Even though the painting of an unknown artist on the internet sometimes gives me a fresh shock, I haven't always wondered more about the higher resolution or it’s physicality. I know that the work will have a variety of angles in some certain places, but I have already become accustomed to looking from a given distance. There is nothing as boring and sad as generalizing my experience to contemporary errors. Rather, the focus of the question seems to be on not knowing why I have such a tendency while acting like that. Fine stains or color differences that can only be seen 1 meter ahead, random bends, and bumpy surfaces created by hair from brushes are ironed very smoothly and clearly in the picture. If so, does it mean that even I, who paints, like the image transformed into a picture. The ending is too futile for a painting that is woven and covered with flesh and dressed in layers of agony. What's more incomprehensible is that even I, who made it, am used to the futility.
This effort to escape from the endless loop of thought results in a moment of completion. Accepting my lack, believing that what I have gained through the process is positive, I quickly turn a blind eye to the futility of finishing the painting. What has changed is that the space of my studio and the capacity of my computer's drive have been reduced by the volume and weight of my transient worries.
- Nelson Goodman. Ways of World Making. Hackett Publishing Co, Inc. 1978

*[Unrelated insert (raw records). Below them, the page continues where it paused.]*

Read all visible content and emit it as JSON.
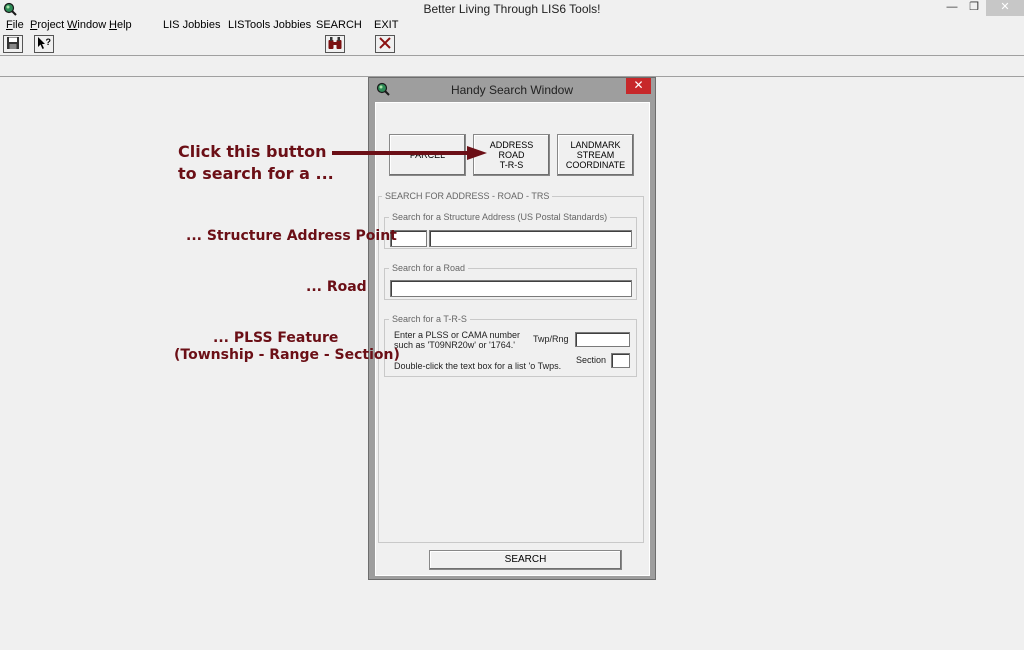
{
  "app": {
    "title": "Better Living Through LIS6 Tools!",
    "win_min": "—",
    "win_max": "❐",
    "win_close": "✕"
  },
  "menu": {
    "file_first": "F",
    "file_rest": "ile",
    "project_first": "P",
    "project_rest": "roject",
    "window_first": "W",
    "window_rest": "indow",
    "help_first": "H",
    "help_rest": "elp",
    "lis_jobbies": "LIS  Jobbies",
    "listools_jobbies": "LISTools Jobbies",
    "search": "SEARCH",
    "exit": "EXIT"
  },
  "dialog": {
    "title": "Handy Search Window",
    "close": "✕",
    "btn_parcel": "PARCEL",
    "btn_address": [
      "ADDRESS",
      "ROAD",
      "T-R-S"
    ],
    "btn_landmark": [
      "LANDMARK",
      "STREAM",
      "COORDINATE"
    ],
    "search_group_label": "SEARCH FOR  ADDRESS  - ROAD  - TRS",
    "structure_group_label": "Search for a  Structure Address (US Postal Standards)",
    "road_group_label": "Search for a Road",
    "trs_group_label": "Search for a T-R-S",
    "trs_hint_line1": "Enter a PLSS or CAMA number",
    "trs_hint_line2": "such as 'T09NR20w' or '1764.'",
    "twp_rng_label": "Twp/Rng",
    "section_label": "Section",
    "twps_hint": "Double-click the text box for a list 'o Twps.",
    "search_button": "SEARCH",
    "fields": {
      "house_number": "",
      "street": "",
      "road": "",
      "twp_rng": "",
      "section": ""
    }
  },
  "annotations": {
    "click_line1": "Click this button",
    "click_line2": "to search for a ...",
    "structure": "... Structure Address Point",
    "road": "... Road",
    "plss_line1": "... PLSS Feature",
    "plss_line2": "(Township - Range - Section)"
  },
  "colors": {
    "annotation": "#6b0f16",
    "dialog_frame": "#9e9e9e",
    "close_red": "#c7282a"
  }
}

- 조용진 Yongjin Cho. 동양화 읽는 법 How to read Oriental paintings. 집문당. 1998
- Giorgio Agamben. Man without contents. 자음과 모음. 2017
- Vilém Flusser. Gestures. University Of Minnesota Press. 2014
- John Durham Peters. The Marvelous Clouds: Toward a Philosophy of Elemental Media. The University Of Chicago Press. 2016
- Carl Gustav Jung. Memories, Dreams, Reflections. William Collins. 1995
- Jacques Aumont. The Image. British Film Institute. 1997
- #2 Two orbits, Lino cut, 10 × 7, 2019
- #5 Hand in hand, Lino cut, 20 × 15, 2021
- #8 Ring and finger, Lino cut, 20 × 15, 2021